New Program Connects Patients and Survivors at CU Cancer Centers

Imerman Angels Ambassador Program

A strong support system is highly encouraged for individuals facing cancer, and their caregivers. A new program at the University of Colorado Cancer Center provides individual mentoring to patients and caregivers to provide additional support through the cancer journey.

The Imerman Angels Ambassador Program partners with the University of Colorado Cancer Center to provide 1-on-1 mentoring. The program matches individuals diagnosed with cancer and their caregivers, with a cancer survivor or caregiver who has experienced the same cancer diagnosis. Once a match is made, the mentee and mentor can email one another, talk on the phone or meet face to face. The mission of Imerman Angels is to provide personalized connections for 1-on-1 support among cancer fighters, survivors and caregivers.

Founded in 2003 by Jonny Imerman, a testicular cancer survivor, the program has provided free “mentor angels” to thousands of individuals facing cancer all around the world. It allows individuals at any stage in their cancer journey and their caregivers to ask personal questions and get support from someone who has been in the same situation.

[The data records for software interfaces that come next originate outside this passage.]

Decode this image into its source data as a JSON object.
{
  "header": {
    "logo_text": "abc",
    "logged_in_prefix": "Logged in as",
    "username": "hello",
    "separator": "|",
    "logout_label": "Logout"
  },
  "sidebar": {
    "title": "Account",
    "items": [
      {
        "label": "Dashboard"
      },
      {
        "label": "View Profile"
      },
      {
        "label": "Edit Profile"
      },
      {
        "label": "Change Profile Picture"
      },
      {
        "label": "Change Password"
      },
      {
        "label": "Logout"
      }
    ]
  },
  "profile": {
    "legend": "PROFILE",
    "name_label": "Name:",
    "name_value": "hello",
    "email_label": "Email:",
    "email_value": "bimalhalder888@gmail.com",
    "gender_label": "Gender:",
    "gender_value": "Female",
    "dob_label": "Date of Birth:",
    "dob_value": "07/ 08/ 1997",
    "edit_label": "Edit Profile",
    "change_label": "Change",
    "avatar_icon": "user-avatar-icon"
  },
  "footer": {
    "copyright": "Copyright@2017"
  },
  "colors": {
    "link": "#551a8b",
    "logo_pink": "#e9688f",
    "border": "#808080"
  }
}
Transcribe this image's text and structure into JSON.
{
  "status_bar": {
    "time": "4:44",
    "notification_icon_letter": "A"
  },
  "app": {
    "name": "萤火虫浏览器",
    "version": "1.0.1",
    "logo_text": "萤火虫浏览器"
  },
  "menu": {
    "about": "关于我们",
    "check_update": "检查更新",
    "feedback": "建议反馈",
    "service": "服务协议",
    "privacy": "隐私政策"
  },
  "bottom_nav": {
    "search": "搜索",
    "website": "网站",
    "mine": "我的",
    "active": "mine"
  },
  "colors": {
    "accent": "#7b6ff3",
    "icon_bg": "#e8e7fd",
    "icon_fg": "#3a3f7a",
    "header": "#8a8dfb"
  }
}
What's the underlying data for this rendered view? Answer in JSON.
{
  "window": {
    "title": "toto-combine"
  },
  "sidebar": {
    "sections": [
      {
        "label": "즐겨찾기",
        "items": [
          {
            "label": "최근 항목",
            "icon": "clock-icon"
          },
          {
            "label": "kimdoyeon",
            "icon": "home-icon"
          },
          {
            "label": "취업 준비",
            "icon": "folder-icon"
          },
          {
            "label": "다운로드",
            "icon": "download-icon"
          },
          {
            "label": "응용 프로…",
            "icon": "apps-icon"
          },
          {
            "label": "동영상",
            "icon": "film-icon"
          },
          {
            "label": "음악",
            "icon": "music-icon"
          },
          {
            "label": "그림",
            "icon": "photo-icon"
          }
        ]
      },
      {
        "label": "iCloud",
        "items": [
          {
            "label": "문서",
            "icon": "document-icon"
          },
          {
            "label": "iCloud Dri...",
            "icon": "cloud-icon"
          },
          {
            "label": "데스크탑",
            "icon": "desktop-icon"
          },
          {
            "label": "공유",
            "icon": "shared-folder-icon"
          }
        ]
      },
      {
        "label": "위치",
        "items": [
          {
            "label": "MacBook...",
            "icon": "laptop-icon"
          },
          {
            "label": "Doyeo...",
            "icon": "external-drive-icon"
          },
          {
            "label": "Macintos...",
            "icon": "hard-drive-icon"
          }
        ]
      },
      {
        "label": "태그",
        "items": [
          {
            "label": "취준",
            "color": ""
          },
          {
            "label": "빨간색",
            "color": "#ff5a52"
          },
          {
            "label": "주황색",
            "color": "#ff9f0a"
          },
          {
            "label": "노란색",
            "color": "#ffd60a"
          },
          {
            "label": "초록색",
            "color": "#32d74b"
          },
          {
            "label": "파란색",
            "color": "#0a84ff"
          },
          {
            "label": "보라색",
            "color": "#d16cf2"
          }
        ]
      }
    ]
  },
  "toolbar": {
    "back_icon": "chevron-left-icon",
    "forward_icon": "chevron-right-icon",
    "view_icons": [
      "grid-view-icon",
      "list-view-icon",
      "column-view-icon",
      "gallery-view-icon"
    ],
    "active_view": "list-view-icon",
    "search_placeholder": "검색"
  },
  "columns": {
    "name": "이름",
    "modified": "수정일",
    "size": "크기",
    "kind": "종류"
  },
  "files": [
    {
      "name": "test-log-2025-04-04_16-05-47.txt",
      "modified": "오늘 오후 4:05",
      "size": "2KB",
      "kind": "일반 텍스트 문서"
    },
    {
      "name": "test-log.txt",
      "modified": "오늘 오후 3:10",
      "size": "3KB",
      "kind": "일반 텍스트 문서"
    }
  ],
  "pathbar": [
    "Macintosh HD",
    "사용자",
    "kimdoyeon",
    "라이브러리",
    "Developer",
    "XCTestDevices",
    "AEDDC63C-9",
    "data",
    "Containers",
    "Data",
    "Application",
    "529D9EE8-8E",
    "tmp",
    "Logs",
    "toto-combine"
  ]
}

“At University of Colorado Hospital (UCH) and CU Cancer Center we value whole person centered care,” says Darcey Sypolt, coordinator of the psychosocial oncology program at UCH. “In an effort to broaden the support services available to our patients, families, and caregivers we have partnered with Imerman Angels to offer a new, innovative program to match our patients and anyone in their support network with another person who has experienced what they are currently going through on their cancer journey.”

Kaitlyn Cavanaugh is the Imerman Angels Ambassador for Colorado and an occupational therapist at Children’s Hospital Colorado. She has her own personal reasons for becoming Colorado’s Ambassador: at 21 years old Kaitlyn was diagnosed with stage I melanoma.

“It was a stroke of luck that they found the spot on the back of my leg,” she explains. “Luckily, we caught it early and I did not have to endure very harsh treatments.”
Kaitlyn received an outpouring of support during her treatment but always felt that something was missing.

“I did not know anyone who had gone through a melanoma diagnosis, let alone someone that had been diagnosed with cancer at 21,” she says. “Looking back I wish I would have known about the Imerman Angels program so that I could have had the support of another survivor who had experienced a similar cancer journey.”

Now 26, Kaitlyn is a cancer survivor and deeply involved with bringing the program to cancer survivors in Colorado.

“For me being involved in the program is a way to give back to others and make sure that no one has to go through cancer alone,” she explains.

With help from the Cancer Center staff at the University of Colorado Hospital, Kaitlyn hopes to spread the word about Imerman Angels through events like “Sweet Treat Socials”. During the socials, individuals can come to munch on treats and learn more about the program.  She will also be available for patients to speak with most Fridays.

“Eventually I would love for the program to expand to other cancer centers and hospitals in Colorado to ensure that no one faces cancer alone,” Kaitlyn explains. “For now, if we can make a difference in even one person’s life it will mean the world.”

For more information about Imerman Angels, or if you are interested in receiving support or becoming a mentor visit

Article by Taylor Bakemeyer, originally posted in IN THE CLINIC, January 26, 2015.